In greatly-simplified terms, AEM projects can be thought of as consisting of two separate but related parts:
Because these two development processes are focused on different parts of the project, back-end and front-end development can happen in parallel.
However, any resulting project needs to use the output of both of these development efforts i.e. both back-end and front-end.
clientlib-dependencies and deposits them in the ui.apps module. ClientLibs are deployable to AEM and allow you to store your client-side code in the repository.
When the entire AEM project archetype is run using
mvn clean install -PautoInstallPackage all project artifacts including the ClientLibs are then pushed to the AEM instance.
The frontend module is made available using an AEM ClientLib. When executing the NPM build script, the app is built and the aem-clientlib-generator package takes the resulting build output and transforms it into such a ClientLib.
A ClientLib will consist of the following files and directories:
css/: CSS files which can be requested in the HTML
css.txt: Tells AEM the order and names of files in
css/so they can be merged
js.txtTells AEM the order and names of files in
js/so they can be merged
resources/: Source maps, non-entrypoint code chunks (resulting from code splitting), static assets (e.g. icons), etc.
The front-end build module is a useful and very flexible tool, but imposes no particular opinion on how it should be used. The following are two examples of possible usage, but your individual project needs may dictate other use models.
Using Webpack you can style and develop based on static output of AEM webpages within the ui.frontend module.
wcmmode=disabledin the URL
npm run devto generate the ClientLibs
In this flow, an AEM developer may perform steps one and two and pass the static HTML off to the front-end developer who develops based on the AEM HTML output.
One could also leverage the Component Library to capture samples of the markup output of each component in order to work at the component level rather than the page level.
Using Storybook you can perform more atomic front-end development. Although Storybook is not included in the AEM Project Archetype, you can install it and store your Storybook artifacts within the ui.frontend module. When ready for testing within AEM, they can be deployed as ClientLibs by running
npm run dev.
Storybook is not included in the AEM Project Archetype. If you choose to use it, you must install it separately.
Whichever front-end development workflow you decide to implement for your project, the back-end developers and front-end developers must first agree on the markup. Typically AEM defines the markup, which is provided by the core components. However this can be customized if necessary.
The AEM Project Archetype includes an optional dedicated front-end build mechanism based on Webpack with the following features.
css.txtfiles are needed as everything is run through Webpack.
/clientlib-siteas well as
For more technical information regarding the ui.frontend module, please see the documentation on GitHub.
You must have run the archetype with the option
-DoptionIncludeFrontendModule=y to populate the ui.frontend folder.
The following npm scripts drive the frontend workflow:

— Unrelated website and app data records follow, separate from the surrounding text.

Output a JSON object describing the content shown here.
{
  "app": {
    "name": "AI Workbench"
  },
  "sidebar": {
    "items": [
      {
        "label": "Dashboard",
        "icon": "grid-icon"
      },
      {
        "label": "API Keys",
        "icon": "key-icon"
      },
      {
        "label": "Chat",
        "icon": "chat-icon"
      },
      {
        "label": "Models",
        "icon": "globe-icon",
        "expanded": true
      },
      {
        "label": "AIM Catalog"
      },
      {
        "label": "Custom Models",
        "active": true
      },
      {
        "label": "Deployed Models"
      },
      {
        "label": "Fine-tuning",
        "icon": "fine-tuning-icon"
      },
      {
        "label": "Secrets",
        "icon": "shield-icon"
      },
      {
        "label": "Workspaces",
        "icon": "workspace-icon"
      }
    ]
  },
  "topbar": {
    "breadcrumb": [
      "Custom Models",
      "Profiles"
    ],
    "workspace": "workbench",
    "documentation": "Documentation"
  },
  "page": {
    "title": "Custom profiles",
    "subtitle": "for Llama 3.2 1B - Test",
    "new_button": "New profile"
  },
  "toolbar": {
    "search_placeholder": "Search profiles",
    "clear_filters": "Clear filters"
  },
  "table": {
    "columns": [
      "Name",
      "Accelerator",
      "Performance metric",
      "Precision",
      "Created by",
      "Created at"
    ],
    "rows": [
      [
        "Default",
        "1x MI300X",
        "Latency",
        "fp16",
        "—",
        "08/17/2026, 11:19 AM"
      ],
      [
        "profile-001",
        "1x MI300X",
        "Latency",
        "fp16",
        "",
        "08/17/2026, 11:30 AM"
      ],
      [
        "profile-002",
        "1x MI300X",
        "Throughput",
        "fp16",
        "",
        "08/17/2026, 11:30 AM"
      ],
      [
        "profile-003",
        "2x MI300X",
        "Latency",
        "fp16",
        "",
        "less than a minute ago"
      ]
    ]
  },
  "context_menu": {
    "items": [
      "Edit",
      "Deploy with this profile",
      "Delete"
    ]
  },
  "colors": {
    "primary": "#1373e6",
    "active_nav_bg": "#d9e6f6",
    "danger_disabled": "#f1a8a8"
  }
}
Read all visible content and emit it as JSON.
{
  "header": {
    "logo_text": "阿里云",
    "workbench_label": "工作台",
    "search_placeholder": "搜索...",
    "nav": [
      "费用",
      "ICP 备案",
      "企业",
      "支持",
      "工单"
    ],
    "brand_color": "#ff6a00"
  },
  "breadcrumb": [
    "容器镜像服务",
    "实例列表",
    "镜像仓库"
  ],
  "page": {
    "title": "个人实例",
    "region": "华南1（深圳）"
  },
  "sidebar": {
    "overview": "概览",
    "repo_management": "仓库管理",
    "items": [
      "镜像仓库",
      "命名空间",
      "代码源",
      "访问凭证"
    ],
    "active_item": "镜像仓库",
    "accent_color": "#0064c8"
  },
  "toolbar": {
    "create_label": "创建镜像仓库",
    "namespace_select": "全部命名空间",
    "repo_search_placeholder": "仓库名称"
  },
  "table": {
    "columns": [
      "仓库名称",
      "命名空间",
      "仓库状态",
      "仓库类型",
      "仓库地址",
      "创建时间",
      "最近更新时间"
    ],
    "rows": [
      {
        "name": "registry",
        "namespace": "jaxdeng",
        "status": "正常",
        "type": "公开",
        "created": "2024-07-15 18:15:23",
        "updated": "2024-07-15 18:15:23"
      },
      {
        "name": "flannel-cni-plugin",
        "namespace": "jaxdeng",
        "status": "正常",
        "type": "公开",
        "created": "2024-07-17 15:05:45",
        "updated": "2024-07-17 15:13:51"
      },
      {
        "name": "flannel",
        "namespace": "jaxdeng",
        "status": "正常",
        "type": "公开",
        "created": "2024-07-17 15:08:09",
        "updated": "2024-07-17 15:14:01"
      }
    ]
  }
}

npm run dev- full build with JS optimization disabled (tree shaking, etc) and source maps enabled and CSS optimization disabled.
npm run prod- full build with JS optimization enabled (tree shaking, etc), source maps disabled and CSS optimization enabled.
npm run start- Starts a static webpack development server for local development with minimal dependencies on AEM.
The ui.frontend module compiles the code under the
ui.frontend/src folder and outputs the compiled CSS and JS, and any resources beneath a folder named
resources/folder for layout dependent images and fonts are created in a
dependencies.cssare created in a
The front end build option utilizes dev-only and prod-only webpack config files that share a common config file. This way the development and production settings can be modified independently.
The ui.frontend module build process leverages the aem-clientlib-generator plugin to move the compiled CSS, JS and any resources into the ui.apps module. The aem-clientlib-generator configuration is defined in
clientlib.config.js. The following client libraries are generated:
clientlib-dependencies categories are included on pages via the Page Policy configuration as part of the default template. To view the policy, edit the Content Page Template > Page Information > Page Policy.
The final inclusion of client libraries on the sites page is as follows:
The above inclusion can of course be modified by updating the Page Policy and/or modifying the categories and embed properties of respective client libraries.
Included in the ui.frontend module is a webpack-dev-server that provides live reloading for rapid front-end development outside of AEM. The setup leverages the html-webpack-plugin to automatically inject CSS and JS compiled from the ui.frontend module into a static HTML template.
mvn -PautoInstallSinglePackage clean installto install the entire project to an AEM instance running at
npm run startto start the webpack dev server. Once started it should open a browser (
localhost:8080or the next available port).
You can now modify CSS, JS, SCSS, and TS files and see the changes immediately reflected in the webpack dev server.